On Friday, the staff stocked the lobby with balloons and refreshments and mounted a series of portraits showing Hutchison with fellow employees — shots taken in years as distant as 1975 and 1984. Customer after customer, many of them long-familiar with Hutchison, stepped up to the counter and said goodbye as he sold them stamps or handled their parcels.
“I’ve enjoyed the people,” Hutchison said Friday. “And I’ve never regretted coming to work every day. Enjoyed it. At first, you deal with people, and then after a while, you get to know them. It’s, like, a one or two-minute transaction. And over the years, you kind of develop a relationship.”
Hutchison began his career with Gainesville Post Office in 1971. Prior to that, he worked two years in the Gainesville Daily Register circulation department followed by two years with JCPenney.
His first phase of postal work, he said, was walking the route as a part-time carrier until the experience led him to shift toward clerking.
“After being out in the cold and the hot, I decided, years down the road, I’d rather be inside,” he said. “And that’s when I had a regular position.”
For decades, he handled customers and worked mail distribution. He served the postal service for many years during the phase when computers were entirely absent in his industry and many others.

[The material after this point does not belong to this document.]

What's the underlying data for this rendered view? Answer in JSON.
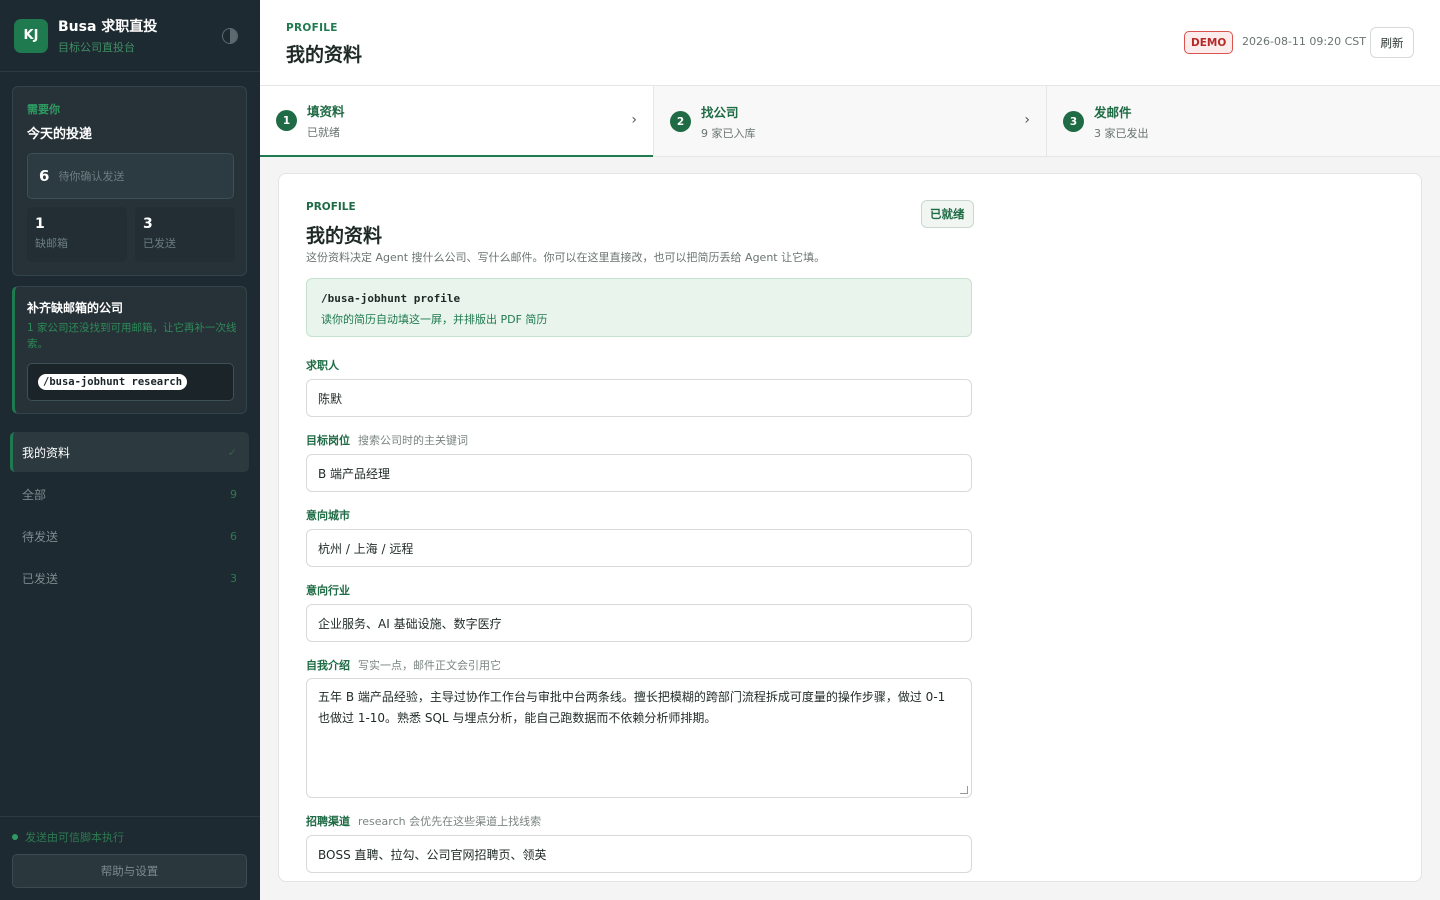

“Kids, nowadays, say they’ve never addressed a letter,” Hutchison said Friday, grinning. “Because they don’t teach that in school anymore. They can work their iPad but they can’t address a letter. So you actually have to show them how to ‘to-and-from’ on a letter.”
During Hutchison’s tenure, the internet bloomed change into nearly all facets of the postal routine. Tracking lost mail, for example, spindled from a matter of weeks to moments. The popularity of eBay during the late 1990s created a shipping boom, he said, that faded.
But for Hutchison, one aspect never changed: dealing with hundreds of customers per day, and he loved it. He said he rarely dealt with belligerent customers, and when he did, the very next one in line had arrived in a good mood.
“You’ve kind of got to roll with the punches,” he said, and added that
customers will get faster service with the right timing. “There are certain days you want to avoid. Avoid Monday at all costs. But then if you come later on during the week, usually, it’s not so bad.”
Hutchison said Friday he plans to keep ties with Gainesville Post Office, despite retirement. Some retirees leave their jobs after many decades doing them, and then begin a tendency of visiting their former offices as often as once a week.
He said he is aware of this, but doesn’t plan to fit that profile. “I probably won’t come back that often,” Hutchison said. “But I will. Especially when I need a book of stamps.”